§ Your objective
Restate all entries word for word, minus pictures.

※ ※ ※

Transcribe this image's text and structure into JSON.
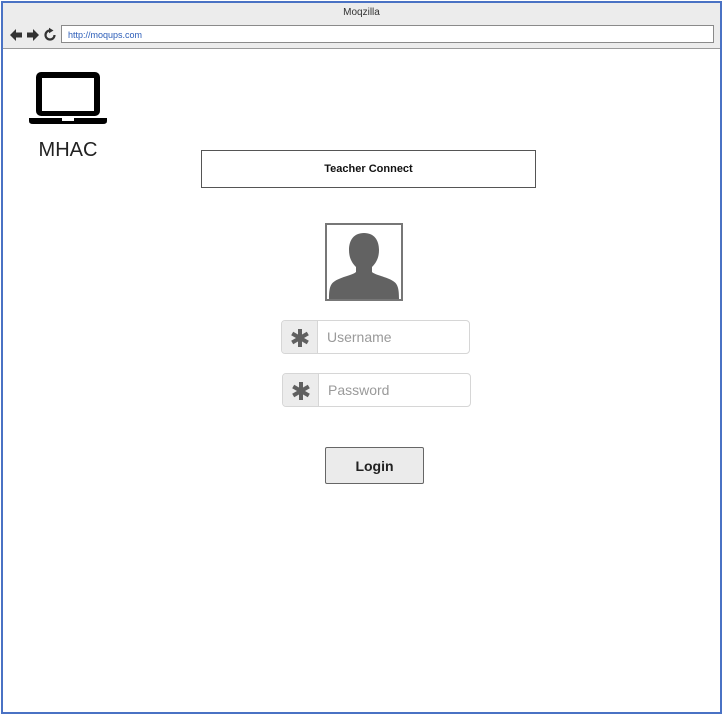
{
  "window": {
    "title": "Moqzilla",
    "url": "http://moqups.com"
  },
  "nav": {
    "back_icon": "arrow-left-icon",
    "forward_icon": "arrow-right-icon",
    "reload_icon": "reload-icon"
  },
  "brand": {
    "icon": "laptop-icon",
    "name": "MHAC"
  },
  "header": {
    "title": "Teacher Connect"
  },
  "login": {
    "avatar_icon": "user-silhouette-icon",
    "username": {
      "placeholder": "Username",
      "value": "",
      "icon": "asterisk-icon"
    },
    "password": {
      "placeholder": "Password",
      "value": "",
      "icon": "asterisk-icon"
    },
    "submit_label": "Login"
  },
  "colors": {
    "window_border": "#4a72c4",
    "chrome_bg": "#ececec",
    "url_text": "#2a5cb8",
    "icon_gray": "#606060"
  }
}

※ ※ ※

§ Output below
Transcribe this image's text and structure into JSON.
{
  "window": {
    "title": "Moqzilla",
    "url": "http://moqups.com"
  },
  "nav": {
    "back_icon": "arrow-left-icon",
    "forward_icon": "arrow-right-icon",
    "reload_icon": "reload-icon"
  },
  "brand": {
    "icon": "laptop-icon",
    "name": "MHAC"
  },
  "header": {
    "title": "Teacher Connect"
  },
  "login": {
    "avatar_icon": "user-silhouette-icon",
    "username": {
      "placeholder": "Username",
      "value": "",
      "icon": "asterisk-icon"
    },
    "password": {
      "placeholder": "Password",
      "value": "",
      "icon": "asterisk-icon"
    },
    "submit_label": "Login"
  },
  "colors": {
    "window_border": "#4a72c4",
    "chrome_bg": "#ececec",
    "url_text": "#2a5cb8",
    "icon_gray": "#606060"
  }
}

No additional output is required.